Output the listing below verbatim, but drop the images.

******

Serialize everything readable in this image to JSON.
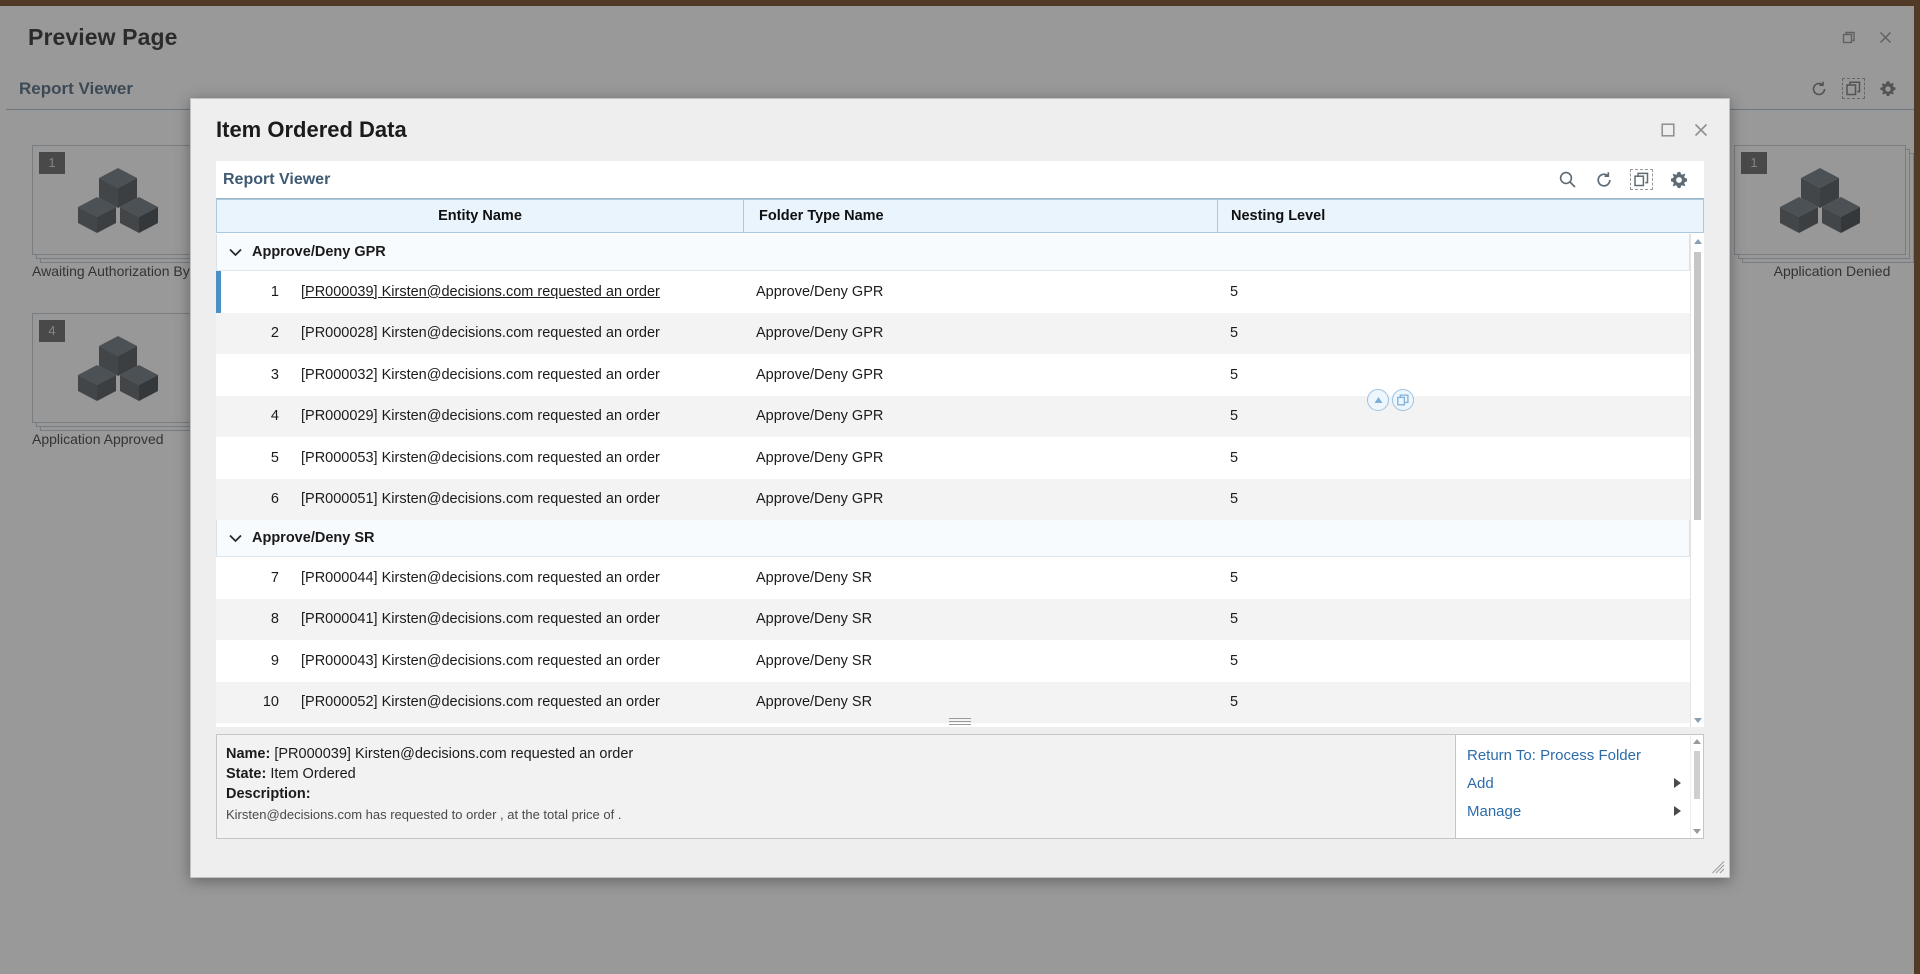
{
  "background": {
    "window_title": "Preview Page",
    "titlebar_icons": [
      "restore-icon",
      "close-icon"
    ],
    "subbar_label": "Report Viewer",
    "subbar_icons": [
      "refresh-icon",
      "copy-icon",
      "gear-icon"
    ],
    "cards_left": [
      {
        "badge": "1",
        "label": "Awaiting Authorization By Kirst",
        "icon": "cubes-icon"
      },
      {
        "badge": "4",
        "label": "Application Approved",
        "icon": "cubes-icon"
      }
    ],
    "cards_right": [
      {
        "badge": "1",
        "label": "Application Denied",
        "icon": "cubes-icon"
      }
    ]
  },
  "modal": {
    "title": "Item Ordered Data",
    "window_controls": [
      "maximize-icon",
      "close-icon"
    ],
    "toolbar": {
      "label": "Report Viewer",
      "icons": [
        "search-icon",
        "refresh-icon",
        "copy-icon",
        "gear-icon"
      ]
    },
    "grid": {
      "columns": [
        "Entity Name",
        "Folder Type Name",
        "Nesting Level"
      ],
      "sort_widgets": [
        "sort-ascending-icon",
        "group-icon"
      ],
      "groups": [
        {
          "label": "Approve/Deny GPR",
          "expanded": true,
          "rows": [
            {
              "num": "1",
              "name": "[PR000039] Kirsten@decisions.com requested an order",
              "folder_type": "Approve/Deny GPR",
              "nesting": "5",
              "selected": true
            },
            {
              "num": "2",
              "name": "[PR000028] Kirsten@decisions.com requested an order",
              "folder_type": "Approve/Deny GPR",
              "nesting": "5",
              "selected": false
            },
            {
              "num": "3",
              "name": "[PR000032] Kirsten@decisions.com requested an order",
              "folder_type": "Approve/Deny GPR",
              "nesting": "5",
              "selected": false
            },
            {
              "num": "4",
              "name": "[PR000029] Kirsten@decisions.com requested an order",
              "folder_type": "Approve/Deny GPR",
              "nesting": "5",
              "selected": false
            },
            {
              "num": "5",
              "name": "[PR000053] Kirsten@decisions.com requested an order",
              "folder_type": "Approve/Deny GPR",
              "nesting": "5",
              "selected": false
            },
            {
              "num": "6",
              "name": "[PR000051] Kirsten@decisions.com requested an order",
              "folder_type": "Approve/Deny GPR",
              "nesting": "5",
              "selected": false
            }
          ]
        },
        {
          "label": "Approve/Deny SR",
          "expanded": true,
          "rows": [
            {
              "num": "7",
              "name": "[PR000044] Kirsten@decisions.com requested an order",
              "folder_type": "Approve/Deny SR",
              "nesting": "5",
              "selected": false
            },
            {
              "num": "8",
              "name": "[PR000041] Kirsten@decisions.com requested an order",
              "folder_type": "Approve/Deny SR",
              "nesting": "5",
              "selected": false
            },
            {
              "num": "9",
              "name": "[PR000043] Kirsten@decisions.com requested an order",
              "folder_type": "Approve/Deny SR",
              "nesting": "5",
              "selected": false
            },
            {
              "num": "10",
              "name": "[PR000052] Kirsten@decisions.com requested an order",
              "folder_type": "Approve/Deny SR",
              "nesting": "5",
              "selected": false
            }
          ]
        }
      ]
    },
    "detail": {
      "name_label": "Name:",
      "name_value": "[PR000039] Kirsten@decisions.com requested an order",
      "state_label": "State:",
      "state_value": "Item Ordered",
      "description_label": "Description:",
      "description_value": "Kirsten@decisions.com has requested to order , at the total price of ."
    },
    "actions": [
      {
        "label": "Return To: Process Folder",
        "has_submenu": false
      },
      {
        "label": "Add",
        "has_submenu": true
      },
      {
        "label": "Manage",
        "has_submenu": true
      }
    ]
  },
  "colors": {
    "accent": "#2d6ca8",
    "header_bg": "#eaf4fc",
    "selection": "#4a90c4",
    "link": "#3f5a73"
  }
}
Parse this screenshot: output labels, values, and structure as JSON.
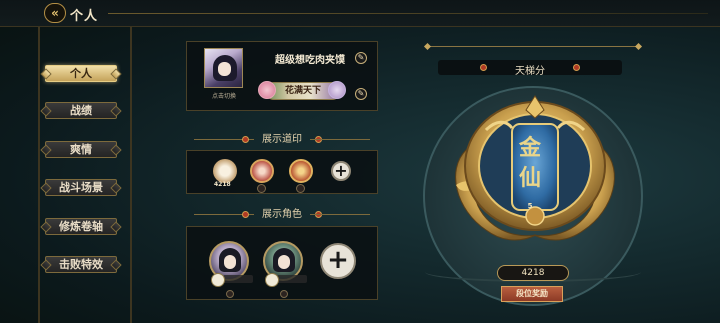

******

▶ Answer box:
Serialize everything readable in this image to JSON.
{
  "background": {
    "window_title": "Preview Page",
    "titlebar_icons": [
      "restore-icon",
      "close-icon"
    ],
    "subbar_label": "Report Viewer",
    "subbar_icons": [
      "refresh-icon",
      "copy-icon",
      "gear-icon"
    ],
    "cards_left": [
      {
        "badge": "1",
        "label": "Awaiting Authorization By Kirst",
        "icon": "cubes-icon"
      },
      {
        "badge": "4",
        "label": "Application Approved",
        "icon": "cubes-icon"
      }
    ],
    "cards_right": [
      {
        "badge": "1",
        "label": "Application Denied",
        "icon": "cubes-icon"
      }
    ]
  },
  "modal": {
    "title": "Item Ordered Data",
    "window_controls": [
      "maximize-icon",
      "close-icon"
    ],
    "toolbar": {
      "label": "Report Viewer",
      "icons": [
        "search-icon",
        "refresh-icon",
        "copy-icon",
        "gear-icon"
      ]
    },
    "grid": {
      "columns": [
        "Entity Name",
        "Folder Type Name",
        "Nesting Level"
      ],
      "sort_widgets": [
        "sort-ascending-icon",
        "group-icon"
      ],
      "groups": [
        {
          "label": "Approve/Deny GPR",
          "expanded": true,
          "rows": [
            {
              "num": "1",
              "name": "[PR000039] Kirsten@decisions.com requested an order",
              "folder_type": "Approve/Deny GPR",
              "nesting": "5",
              "selected": true
            },
            {
              "num": "2",
              "name": "[PR000028] Kirsten@decisions.com requested an order",
              "folder_type": "Approve/Deny GPR",
              "nesting": "5",
              "selected": false
            },
            {
              "num": "3",
              "name": "[PR000032] Kirsten@decisions.com requested an order",
              "folder_type": "Approve/Deny GPR",
              "nesting": "5",
              "selected": false
            },
            {
              "num": "4",
              "name": "[PR000029] Kirsten@decisions.com requested an order",
              "folder_type": "Approve/Deny GPR",
              "nesting": "5",
              "selected": false
            },
            {
              "num": "5",
              "name": "[PR000053] Kirsten@decisions.com requested an order",
              "folder_type": "Approve/Deny GPR",
              "nesting": "5",
              "selected": false
            },
            {
              "num": "6",
              "name": "[PR000051] Kirsten@decisions.com requested an order",
              "folder_type": "Approve/Deny GPR",
              "nesting": "5",
              "selected": false
            }
          ]
        },
        {
          "label": "Approve/Deny SR",
          "expanded": true,
          "rows": [
            {
              "num": "7",
              "name": "[PR000044] Kirsten@decisions.com requested an order",
              "folder_type": "Approve/Deny SR",
              "nesting": "5",
              "selected": false
            },
            {
              "num": "8",
              "name": "[PR000041] Kirsten@decisions.com requested an order",
              "folder_type": "Approve/Deny SR",
              "nesting": "5",
              "selected": false
            },
            {
              "num": "9",
              "name": "[PR000043] Kirsten@decisions.com requested an order",
              "folder_type": "Approve/Deny SR",
              "nesting": "5",
              "selected": false
            },
            {
              "num": "10",
              "name": "[PR000052] Kirsten@decisions.com requested an order",
              "folder_type": "Approve/Deny SR",
              "nesting": "5",
              "selected": false
            }
          ]
        }
      ]
    },
    "detail": {
      "name_label": "Name:",
      "name_value": "[PR000039] Kirsten@decisions.com requested an order",
      "state_label": "State:",
      "state_value": "Item Ordered",
      "description_label": "Description:",
      "description_value": "Kirsten@decisions.com has requested to order , at the total price of ."
    },
    "actions": [
      {
        "label": "Return To: Process Folder",
        "has_submenu": false
      },
      {
        "label": "Add",
        "has_submenu": true
      },
      {
        "label": "Manage",
        "has_submenu": true
      }
    ]
  },
  "colors": {
    "accent": "#2d6ca8",
    "header_bg": "#eaf4fc",
    "selection": "#4a90c4",
    "link": "#3f5a73"
  }
}
Parse this screenshot: output labels, values, and structure as JSON.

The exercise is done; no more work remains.